st of the Mound City. valuable lives lost. saving the crews of the Confederate vessels. Confederate accounts. After this river battle, Flag-officer Davis commenced a heavy and continuous bombardment of Fort Pillow, which lasted up to the 4th of June, and gave the enemy great annoyance, although he continued to reply with a constant and well-directed fire. But the Confederate guns were defective, and their shell often exploded before reaching the point intended to be struck. Davis detethe rear, or that Pope was returning with a great force from Pittsburg Landing. Whatever it was, something had a very demoralizing effect upon the garrison, and the guns of the fort were no longer well aimed or rapidly fired. On the night of June 4th, a great many explosions were heard in the fort, which indicated to the officers of the fleet that the enemy was preparing to evacuate. The Flag-officer on receiving this intelligence, gave orders for the gun-boats to get under way at 4 o'clock
Admiral David D. Porter, The Naval History of the Civil War., Chapter 35: operations of the North Atlantic Squadron, 1863. (search)
nd children as passengers, had been fired upon by the Confederates.

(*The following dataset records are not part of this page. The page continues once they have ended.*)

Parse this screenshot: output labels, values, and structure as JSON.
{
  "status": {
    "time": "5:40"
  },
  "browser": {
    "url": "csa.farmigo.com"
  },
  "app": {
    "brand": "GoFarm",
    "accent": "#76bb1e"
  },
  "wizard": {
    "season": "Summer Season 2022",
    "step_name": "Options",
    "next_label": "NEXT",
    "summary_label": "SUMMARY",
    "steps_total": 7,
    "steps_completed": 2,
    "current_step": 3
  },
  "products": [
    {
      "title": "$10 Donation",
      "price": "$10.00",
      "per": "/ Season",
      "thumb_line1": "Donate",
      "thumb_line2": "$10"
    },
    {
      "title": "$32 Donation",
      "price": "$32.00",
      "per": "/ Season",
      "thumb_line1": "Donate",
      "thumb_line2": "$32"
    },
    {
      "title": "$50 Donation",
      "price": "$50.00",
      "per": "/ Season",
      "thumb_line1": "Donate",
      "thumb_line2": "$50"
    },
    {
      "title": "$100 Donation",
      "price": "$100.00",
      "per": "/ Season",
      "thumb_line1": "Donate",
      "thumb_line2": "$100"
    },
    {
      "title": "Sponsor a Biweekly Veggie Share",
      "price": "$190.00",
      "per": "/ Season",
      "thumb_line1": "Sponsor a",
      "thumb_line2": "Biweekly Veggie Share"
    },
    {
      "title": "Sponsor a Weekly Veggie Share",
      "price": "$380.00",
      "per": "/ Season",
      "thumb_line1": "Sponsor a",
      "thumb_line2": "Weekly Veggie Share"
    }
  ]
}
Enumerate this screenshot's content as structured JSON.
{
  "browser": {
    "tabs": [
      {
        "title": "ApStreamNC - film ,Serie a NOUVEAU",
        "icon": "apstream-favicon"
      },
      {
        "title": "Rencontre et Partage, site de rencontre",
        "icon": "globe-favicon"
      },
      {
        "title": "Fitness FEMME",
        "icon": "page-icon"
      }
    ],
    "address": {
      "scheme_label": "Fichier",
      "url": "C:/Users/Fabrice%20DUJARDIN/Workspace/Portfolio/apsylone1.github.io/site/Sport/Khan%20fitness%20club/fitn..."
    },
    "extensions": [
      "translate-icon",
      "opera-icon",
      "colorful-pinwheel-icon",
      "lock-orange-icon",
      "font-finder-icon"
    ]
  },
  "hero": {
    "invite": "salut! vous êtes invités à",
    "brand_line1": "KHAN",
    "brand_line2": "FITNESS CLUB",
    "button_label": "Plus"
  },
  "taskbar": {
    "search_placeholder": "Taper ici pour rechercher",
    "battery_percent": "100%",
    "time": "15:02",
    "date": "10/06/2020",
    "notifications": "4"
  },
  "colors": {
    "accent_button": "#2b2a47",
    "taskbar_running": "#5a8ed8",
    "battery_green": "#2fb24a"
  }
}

It was rather a severe punishment to inflict on an unoffending people, because the Confederates would not stay to be captured, and it certainly was not the best method of gaining the confidence of the citizens, whom the Army and Navy claimed to protect. The amenities of war were entirely forgotten on this occasion, and such wantonness could only insure retaliation on the first favorable opportunity. On the morning of June 4th, an expedition of 400 soldiers embarked at Yorktown on board the United States steamers Commodore Morris (Lieutenant-Commander Gillis), Commodore Jones (Lieutenant-Commander Mitchell), the army gun-boat Smith Briggs and the transport Winnissimmet. These vessels proceeded to Walkertown, about twenty miles above West Point, on the Mattapony River. Here the troops were landed and marched to Aylett's, where the object of the expedition was successfully accomplished: a large foundry, with a